Gelled fuel must be warmed to a point that enables the fuel to flow freely and melt the wax solids within. Any wax solids remaining in cold diesel will clog fuel filters which will reduce fuel flow and generator output if not preventing generator operation entirely.
Most suppliers of diesel fuel will add an anti-gel component to fuel that is delivered between early fall and early spring. Fuel delivered during warmer months may not have this treatment included. Speak with your fuel provider to find out the cold weather treatment status of your fuel.
While P3 Generator Services offers a diesel fuel management program designed to stabilize and prevent microbial growth in fuel, there are many off the shelf products that can be added for anti-gel protection.
Talk to your fuel provider or contact P3 Generator Services for more details.
Cold engines not only will have a hard time starting, but it also means cold, thick oil in the pan. Unlike your car, generator engines do not have the luxury of warming up at idle before hitting the highway. When a power outage occurs generators are called upon to wake up from their sleep and reach full RPM in a matter of seconds.
Keeping the oil in the engine warm by means of an engine block heater will enable easier starts and proper lubrication of the pistons and rings ensuring less wear and longer engine life.
Block heaters work by warming the water in the cooling system and circulating it around the engine block. Periodically check for proper operation by simply feeling the hose on the downstream side of the block heater. It should be warm to the touch. If not, check to be sure it is properly plugged into a 110v outlet. Power cords inadvertently pulled from their sockets is a common finding.
Otherwise, call P3 Generator Services for further diagnostic or possible block heater replacement.
Starting Batteries / Battery Chargers
Perhaps one of the biggest call outs when the weather changes is from battery failure. All summer long your generator has been starting flawlessly. But those 3 year old batteries may give up when the temps drop – especially for outdoor generators. Make sure that battery chargers are plugged in and operational. If batteries are more than 3 years old, it may be time to replace them.
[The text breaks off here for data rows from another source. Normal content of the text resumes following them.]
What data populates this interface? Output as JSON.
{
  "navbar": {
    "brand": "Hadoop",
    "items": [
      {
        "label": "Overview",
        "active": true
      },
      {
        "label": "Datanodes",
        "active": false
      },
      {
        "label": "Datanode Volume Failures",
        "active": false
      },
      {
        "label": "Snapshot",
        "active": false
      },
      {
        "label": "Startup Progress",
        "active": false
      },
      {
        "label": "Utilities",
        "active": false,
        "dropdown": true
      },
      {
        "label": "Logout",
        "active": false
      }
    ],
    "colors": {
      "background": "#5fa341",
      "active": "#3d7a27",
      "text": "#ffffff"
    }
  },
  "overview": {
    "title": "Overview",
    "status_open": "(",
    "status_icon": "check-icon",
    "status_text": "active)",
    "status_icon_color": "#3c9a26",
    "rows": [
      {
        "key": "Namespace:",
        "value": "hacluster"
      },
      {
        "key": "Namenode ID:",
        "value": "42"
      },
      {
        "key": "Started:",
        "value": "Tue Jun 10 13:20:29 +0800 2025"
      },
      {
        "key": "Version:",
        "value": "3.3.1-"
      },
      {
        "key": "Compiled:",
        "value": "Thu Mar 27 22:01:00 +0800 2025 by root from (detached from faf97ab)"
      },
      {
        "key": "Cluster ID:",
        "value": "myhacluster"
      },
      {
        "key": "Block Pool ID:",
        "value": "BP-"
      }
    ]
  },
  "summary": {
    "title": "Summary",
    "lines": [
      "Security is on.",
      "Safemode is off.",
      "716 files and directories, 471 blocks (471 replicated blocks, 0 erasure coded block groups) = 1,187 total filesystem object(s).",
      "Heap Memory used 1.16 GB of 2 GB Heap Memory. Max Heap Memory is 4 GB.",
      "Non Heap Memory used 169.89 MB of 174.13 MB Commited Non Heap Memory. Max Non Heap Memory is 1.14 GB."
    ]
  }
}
When winter weather strikes and the power goes out, don’t let these simple checks prevent the operation of your generator when you need it most.
While your generator service provider is aware of these issues and will surely do everything they can to prevent these common occurrences, they are only at your facility 2-4 times per year. An educated maintenance staff on the facility side can mitigate some of these call-out situations saving your facility both money and a down generator.
For more information, please call P3 Generator Services at 908-454-1124.
or email us at info@P3GeneratorServices.com
P3 Generator Services
7 Edge Road, Alpha, New Jersey 08865